This Court, per the Learned Onnoghen JSC (as he then was; now CJN) in PETER ILIYA AZABADA VS. THE STATE (2014) ALL FWLR (PART 751) 1620, PARA B has made it abundantly clear in the following words:

“The confessional statement of an accused, where it is direct, positive and unequivocal as to the commission of the crime charged, is the best evidence and can be relied upon solely for conviction of the accused person. An accused person can be convicted on his confessional statement alone, where the confession is constant with other ascertained facts which have been proved.”

18

Confession in criminal procedure is the strongest evidence of guilt on the art of an accused person. It is stronger than evidence of an eye witness because the evidence comes from the horse’s mouth who is the accused person. There is no better evidence and there is no further proof. Therefore where an accused person confesses to a crime in the absence of an eye witness to the killing, he can be convicted on his confession alone once the confession is positive, direct and properly proved. In otherwords, a free and voluntary confession of guilt, direct and positive and if duly made and satisfactorily proved, is sufficient without corroborative evidence so long as the Court is satisfied as to the truth of the confession.”

In view of the foregoing, it is our considered view that the judgment of the trial Court cannot be faulted at all and the lower Court was right in affirming and endorsing it. The Appellant has failed to convince us that this is a situation in which this Court should interfere.” See also MINI LODGE LTD VS NGEI (2009) 18 NWLR (Pt. 1173) 254 Per Musdapher, J.S.C. (as he then was) (P.33, Paras. B-D).

19

It is in view of the foregoing that I hold that this appeal lacks merit and is accordingly dismissed. The conviction and sentences of the Appellant by the Court below are hereby reconfirmed.


SC.625/2014

More Posts

Facebook
Twitter
LinkedIn

Leave a Reply

Your email address will not be published. Required fields are marked *

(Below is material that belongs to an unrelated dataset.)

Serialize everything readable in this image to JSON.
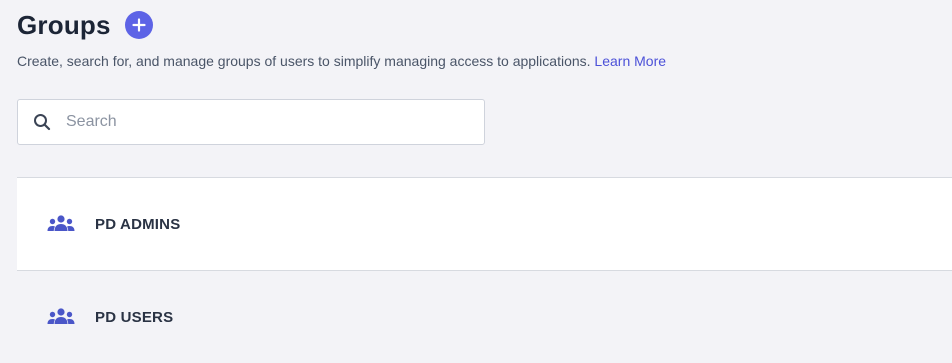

LawGlobal Hub is your innovative global resource of law and more. We ensure easy accessibility to the laws of countries around the world, among others